The CIDNE system contains a database that is used by thousands of Department of Defense (DoD) personel, including soldiers, civilians and contractors support. It was the United States Central Command, or CENTCOM, reporting tool for operational reporting in Iraq and Afghanistan. Two separate but similar databases were maintained for each theater — CIDNE-I for Iraq and CIDNE-A for Afghanistan. Each database encompasses over a hundred types of reports and other historical information for access. They contain millions of vetted and finalized directories including operational intelligence reporting.
CIDNE was created to collect and analyze battle-space data to provide daily operational and Intelligence Community (IC) reporting relevant to a commander’s daily decision making process. The CIDNE-I and CIDNE-A databases contain reporting and analysis fields for multiple disciplines including Human Intelligence, or HUMINT, reports; Psychological Operations, or PSYOP, reports; Engagement reports; Counter Improvised Explosive Device, or CIED, reports; SigAct reports; Targeting reports; Social and Cultural reports; Civil Affairs reports; and Human Terrain reporting.

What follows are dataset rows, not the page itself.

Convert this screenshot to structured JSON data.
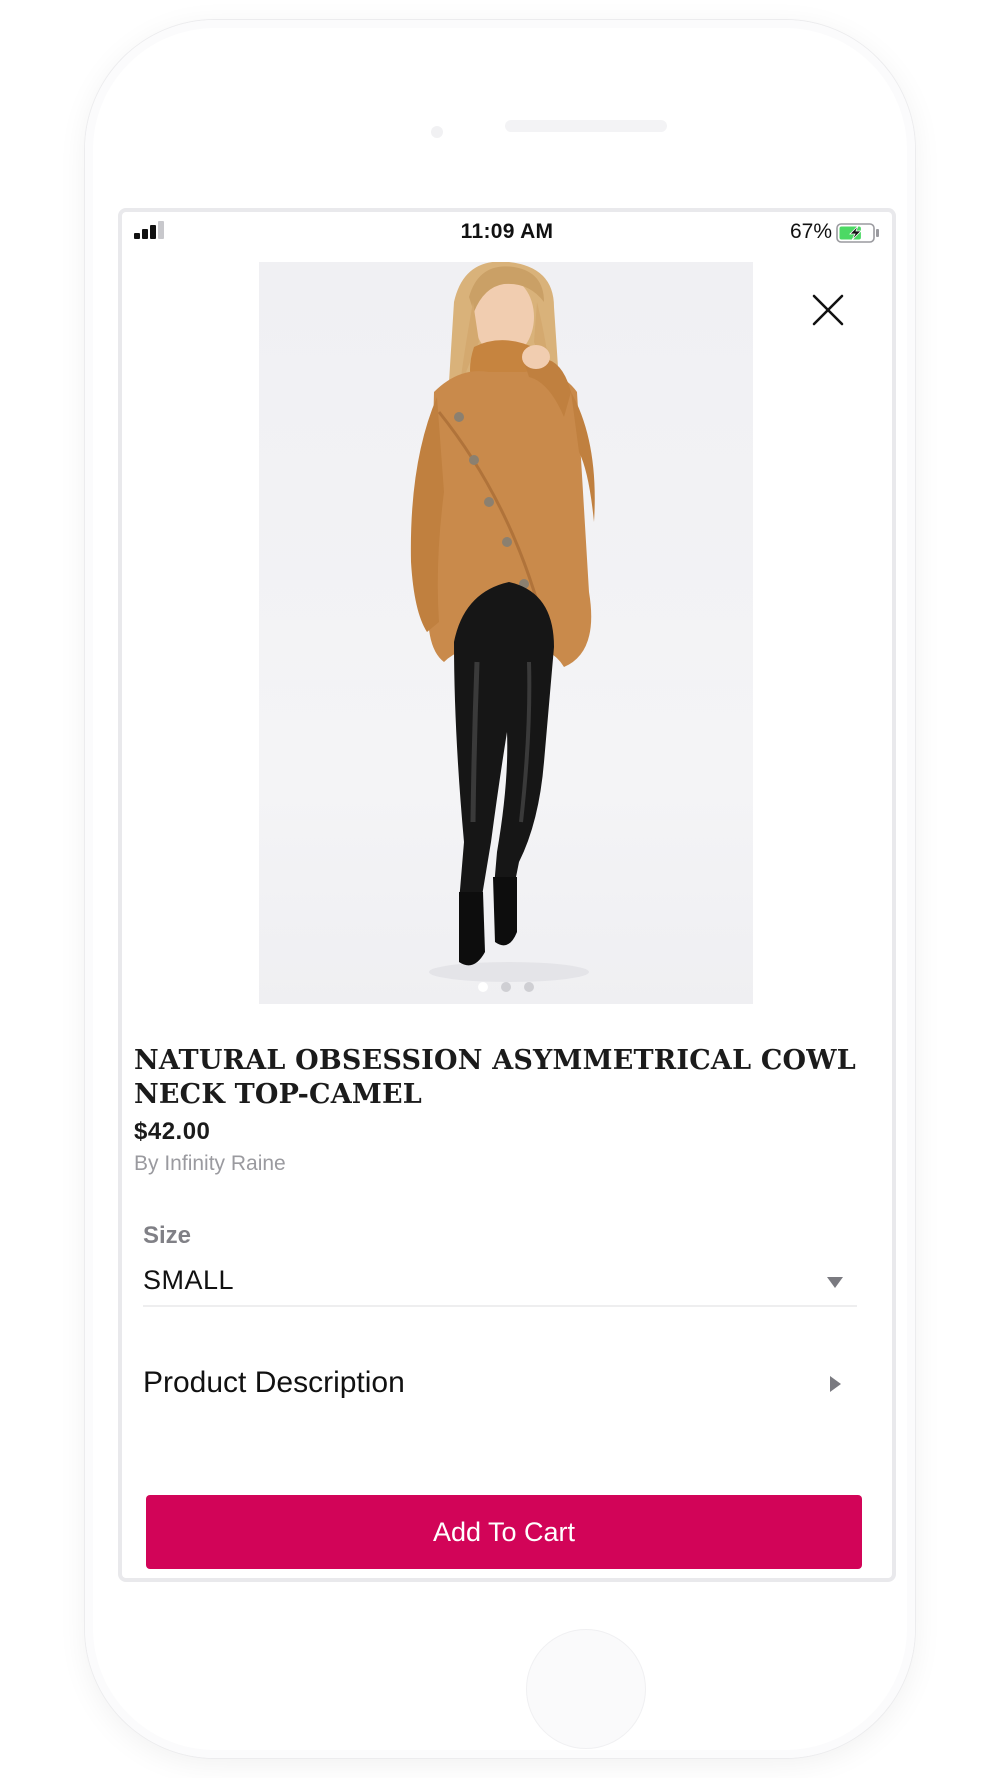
{
  "status_bar": {
    "time": "11:09 AM",
    "battery_percent": "67%",
    "battery_level": 0.67,
    "signal_bars": 3,
    "charging": true
  },
  "product": {
    "title": "NATURAL OBSESSION ASYMMETRICAL COWL NECK TOP-CAMEL",
    "price": "$42.00",
    "brand": "By Infinity Raine",
    "image_count": 3,
    "active_image_index": 0
  },
  "size": {
    "label": "Size",
    "selected": "SMALL"
  },
  "description": {
    "label": "Product Description"
  },
  "actions": {
    "add_to_cart_label": "Add To Cart"
  },
  "icons": {
    "close": "close-icon",
    "dropdown": "chevron-down-icon",
    "expand": "chevron-right-icon",
    "signal": "signal-icon",
    "battery": "battery-charging-icon"
  },
  "colors": {
    "accent": "#d20458",
    "text": "#111111",
    "muted": "#9a9a9f",
    "battery_fill": "#4cd964",
    "sweater": "#c98a4b",
    "leggings": "#161616"
  }
}
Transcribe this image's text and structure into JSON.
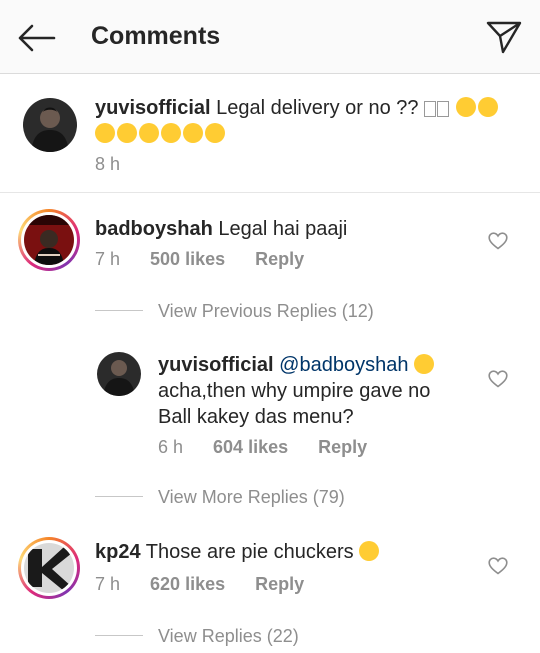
{
  "header": {
    "title": "Comments",
    "back_icon": "arrow-left-icon",
    "send_icon": "paper-plane-icon"
  },
  "caption": {
    "username": "yuvisofficial",
    "text": "Legal delivery or no ??",
    "time": "8 h"
  },
  "comments": [
    {
      "username": "badboyshah",
      "text": "Legal hai paaji",
      "time": "7 h",
      "likes": "500 likes",
      "reply": "Reply",
      "view_replies": "View Previous Replies (12)",
      "replies": [
        {
          "username": "yuvisofficial",
          "mention": "@badboyshah",
          "text_line1": "acha,then why umpire gave no",
          "text_line2": "Ball kakey das menu?",
          "time": "6 h",
          "likes": "604 likes",
          "reply": "Reply"
        }
      ],
      "view_more_replies": "View More Replies (79)"
    },
    {
      "username": "kp24",
      "text": "Those are pie chuckers",
      "time": "7 h",
      "likes": "620 likes",
      "reply": "Reply",
      "view_replies": "View Replies (22)"
    }
  ],
  "colors": {
    "text": "#262626",
    "muted": "#8e8e8e",
    "mention": "#003569",
    "emoji": "#ffcc33"
  }
}
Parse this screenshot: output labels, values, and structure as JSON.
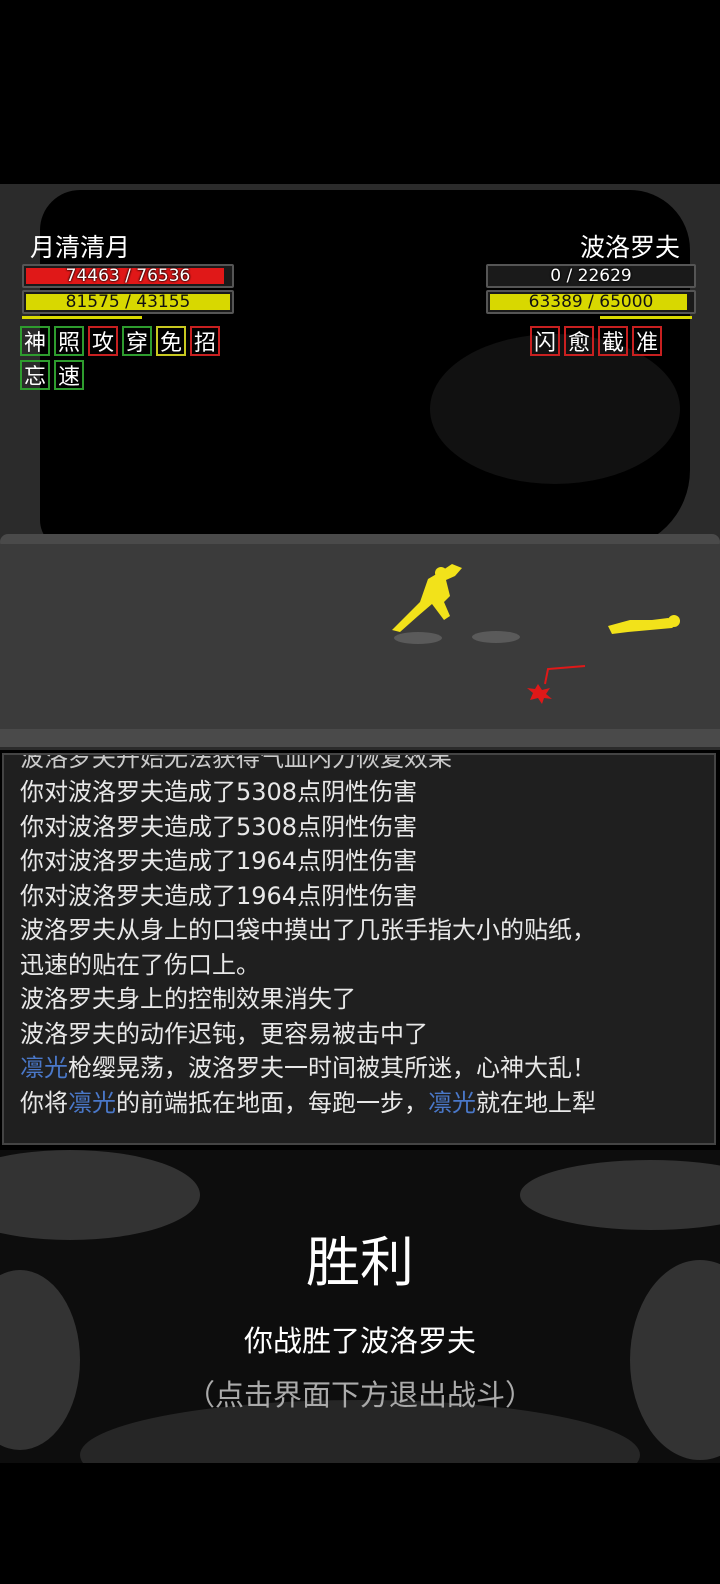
{
  "player": {
    "name": "月清清月",
    "hp": {
      "current": 74463,
      "max": 76536,
      "label": "74463 / 76536"
    },
    "mp": {
      "current": 81575,
      "max": 43155,
      "label": "81575 / 43155"
    },
    "buffs": [
      {
        "char": "神",
        "color": "#2e9c2e"
      },
      {
        "char": "照",
        "color": "#2e9c2e"
      },
      {
        "char": "攻",
        "color": "#c82020"
      },
      {
        "char": "穿",
        "color": "#2e9c2e"
      },
      {
        "char": "免",
        "color": "#c8c820"
      },
      {
        "char": "招",
        "color": "#c82020"
      },
      {
        "char": "忘",
        "color": "#2e9c2e"
      },
      {
        "char": "速",
        "color": "#2e9c2e"
      }
    ]
  },
  "enemy": {
    "name": "波洛罗夫",
    "hp": {
      "current": 0,
      "max": 22629,
      "label": "0 / 22629"
    },
    "mp": {
      "current": 63389,
      "max": 65000,
      "label": "63389 / 65000"
    },
    "debuffs": [
      {
        "char": "闪",
        "color": "#c82020"
      },
      {
        "char": "愈",
        "color": "#c82020"
      },
      {
        "char": "截",
        "color": "#c82020"
      },
      {
        "char": "准",
        "color": "#c82020"
      }
    ]
  },
  "log": {
    "partial_top": "波洛罗夫开始无法获得气血内力恢复效果",
    "lines": [
      [
        {
          "t": "你对波洛罗夫造成了5308点阴性伤害"
        }
      ],
      [
        {
          "t": "你对波洛罗夫造成了5308点阴性伤害"
        }
      ],
      [
        {
          "t": "你对波洛罗夫造成了1964点阴性伤害"
        }
      ],
      [
        {
          "t": "你对波洛罗夫造成了1964点阴性伤害"
        }
      ],
      [
        {
          "t": "波洛罗夫从身上的口袋中摸出了几张手指大小的贴纸，"
        }
      ],
      [
        {
          "t": "迅速的贴在了伤口上。"
        }
      ],
      [
        {
          "t": "波洛罗夫身上的控制效果消失了"
        }
      ],
      [
        {
          "t": "波洛罗夫的动作迟钝，更容易被击中了"
        }
      ],
      [
        {
          "t": "凛光",
          "hl": true
        },
        {
          "t": "枪缨晃荡，波洛罗夫一时间被其所迷，心神大乱！"
        }
      ],
      [
        {
          "t": "你将"
        },
        {
          "t": "凛光",
          "hl": true
        },
        {
          "t": "的前端抵在地面，每跑一步，"
        },
        {
          "t": "凛光",
          "hl": true
        },
        {
          "t": "就在地上犁"
        }
      ]
    ]
  },
  "result": {
    "title": "胜利",
    "subtitle": "你战胜了波洛罗夫",
    "hint": "（点击界面下方退出战斗）"
  },
  "colors": {
    "hp_bar": "#e01818",
    "mp_bar": "#d8d800",
    "highlight": "#4a78c9",
    "figure": "#f2e21a"
  }
}
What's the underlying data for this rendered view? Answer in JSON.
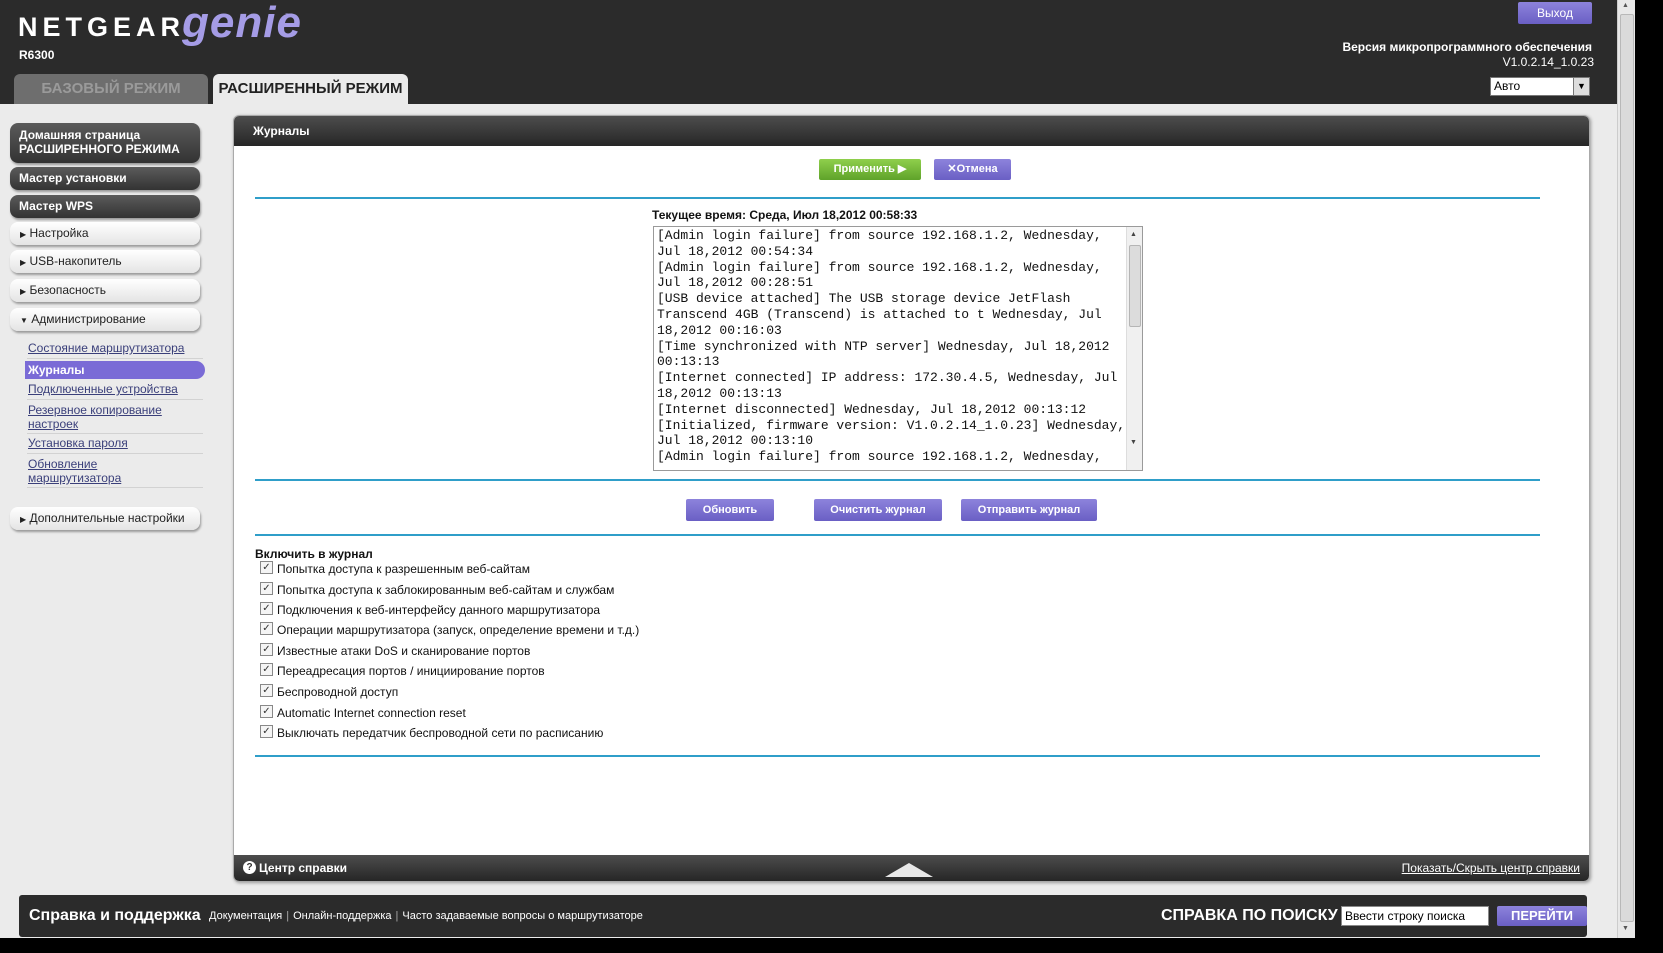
{
  "header": {
    "brand": "NETGEAR",
    "product": "genie",
    "trademark": "™",
    "model": "R6300",
    "tab_basic": "БАЗОВЫЙ РЕЖИМ",
    "tab_advanced": "РАСШИРЕННЫЙ РЕЖИМ",
    "logout": "Выход",
    "firmware_label": "Версия микропрограммного обеспечения",
    "firmware_version": "V1.0.2.14_1.0.23",
    "language_selected": "Авто"
  },
  "sidebar": {
    "home": "Домашняя страница РАСШИРЕННОГО РЕЖИМА",
    "setup_wizard": "Мастер установки",
    "wps_wizard": "Мастер WPS",
    "sections": [
      {
        "label": "Настройка",
        "arrow": "▶"
      },
      {
        "label": "USB-накопитель",
        "arrow": "▶"
      },
      {
        "label": "Безопасность",
        "arrow": "▶"
      },
      {
        "label": "Администрирование",
        "arrow": "▼"
      },
      {
        "label": "Дополнительные настройки",
        "arrow": "▶"
      }
    ],
    "admin_items": [
      "Состояние маршрутизатора",
      "Журналы",
      "Подключенные устройства",
      "Резервное копирование настроек",
      "Установка пароля",
      "Обновление маршрутизатора"
    ]
  },
  "main": {
    "title": "Журналы",
    "apply": "Применить ▶",
    "cancel": "✕Отмена",
    "current_time": "Текущее время: Среда, Июл 18,2012 00:58:33",
    "log": "[Admin login failure] from source 192.168.1.2, Wednesday,\nJul 18,2012 00:54:34\n[Admin login failure] from source 192.168.1.2, Wednesday,\nJul 18,2012 00:28:51\n[USB device attached] The USB storage device JetFlash\nTranscend 4GB (Transcend) is attached to t Wednesday, Jul\n18,2012 00:16:03\n[Time synchronized with NTP server] Wednesday, Jul 18,2012\n00:13:13\n[Internet connected] IP address: 172.30.4.5, Wednesday, Jul\n18,2012 00:13:13\n[Internet disconnected] Wednesday, Jul 18,2012 00:13:12\n[Initialized, firmware version: V1.0.2.14_1.0.23] Wednesday,\nJul 18,2012 00:13:10\n[Admin login failure] from source 192.168.1.2, Wednesday,",
    "refresh": "Обновить",
    "clear_log": "Очистить журнал",
    "send_log": "Отправить журнал",
    "include_title": "Включить в журнал",
    "options": [
      {
        "label": "Попытка доступа к разрешенным веб-сайтам",
        "checked": true
      },
      {
        "label": "Попытка доступа к заблокированным веб-сайтам и службам",
        "checked": true
      },
      {
        "label": "Подключения к веб-интерфейсу данного маршрутизатора",
        "checked": true
      },
      {
        "label": "Операции маршрутизатора (запуск, определение времени и т.д.)",
        "checked": true
      },
      {
        "label": "Известные атаки DoS и сканирование портов",
        "checked": true
      },
      {
        "label": "Переадресация портов / инициирование портов",
        "checked": true
      },
      {
        "label": "Беспроводной доступ",
        "checked": true
      },
      {
        "label": "Automatic Internet connection reset",
        "checked": true
      },
      {
        "label": "Выключать передатчик беспроводной сети по расписанию",
        "checked": true
      }
    ],
    "help_center": "Центр справки",
    "help_toggle": "Показать/Скрыть центр справки"
  },
  "footer": {
    "support_title": "Справка и поддержка",
    "links": [
      "Документация",
      "Онлайн-поддержка",
      "Часто задаваемые вопросы о маршрутизаторе"
    ],
    "search_title": "СПРАВКА ПО ПОИСКУ",
    "search_placeholder": "Ввести строку поиска",
    "search_button": "ПЕРЕЙТИ"
  }
}
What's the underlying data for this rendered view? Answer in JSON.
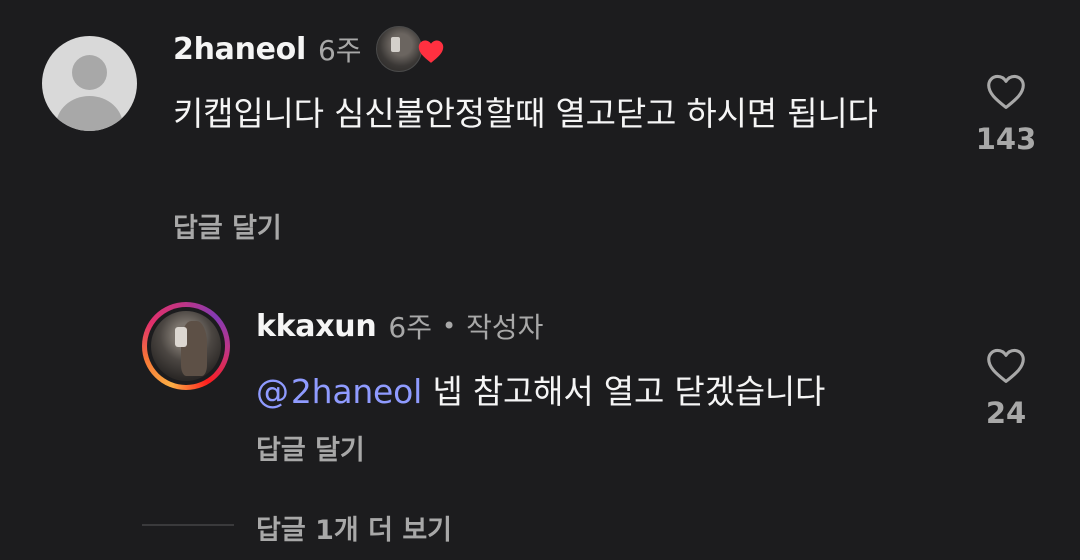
{
  "comments": [
    {
      "username": "2haneol",
      "time": "6주",
      "avatar": "default-avatar-icon",
      "liked_by_author": true,
      "text": "키캡입니다 심신불안정할때 열고닫고 하시면 됩니다",
      "reply_label": "답글 달기",
      "likes": "143"
    }
  ],
  "reply": {
    "username": "kkaxun",
    "time": "6주",
    "separator": "•",
    "author_label": "작성자",
    "mention": "2haneol",
    "text": " 넵 참고해서 열고 닫겠습니다",
    "reply_label": "답글 달기",
    "likes": "24"
  },
  "more_replies_label": "답글 1개 더 보기",
  "colors": {
    "background": "#1c1c1e",
    "primary_text": "#f5f5f5",
    "secondary_text": "#a8a8a8",
    "mention": "#8f9bff",
    "heart": "#ff3040"
  }
}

As an intelligence analyst, I had unlimited access to the CIDNE-I and CIDNE-A databases and the information contained within them. Although each table within the database is important, I primarily dealt with HUMINT reports, SigAct reports and Counter IED reports, because these reports were used to create a work-product I was required to published as an analyst.
In working on an assignment I looked anywhere and everywhere for information. As an all-source analyst, this was something that was expected. The D6-A systems had databases built in, and I utilized them on a daily basis. This simply was — the search tools available on the D6-A systems on SIPRNet such as Query Tree and the DoD and Intellink search engines.
Primarily, I utilized the CIDNE database using the historical and HUMINT reporting to conduct my analysis and provide a back up for my work product. I did statistical analysis on historical data including SigActs to back up analysis that were based on HUMINT reporting and produce charts, graphs and tables. I also created maps and charts to conduct predictive analysis based on statistical trends. The SigAct reporting provided a reference point for what occurred and provided myself and other analysts with the information to conclude possible outcome.
Although SigAct reporting is sensitive at the time of their creation, their sensitivity normally dissipates within 48 to 72 hours as the information is either publicly released or the unit involved is no longer in the area and not in danger.
It is my understanding that the SigAct reports remain classified only because they are maintained within CIDNE — because it is only accessible on SIPRnet. Everything on CIDNE-I and CIDNE-A to include SigAct reporting was treated as classified information.
Facts regarding the storage of SigAct Reports.
As part of my training at Fort Drum, I was instructed to ensure that I create back ups of my work product. The need to create back ups was particularly acute given the relative instability and reliability of the computer systems we used in the field during deployment. These computer systems included both organic and theater provided equipment (TPE) D6-A machines.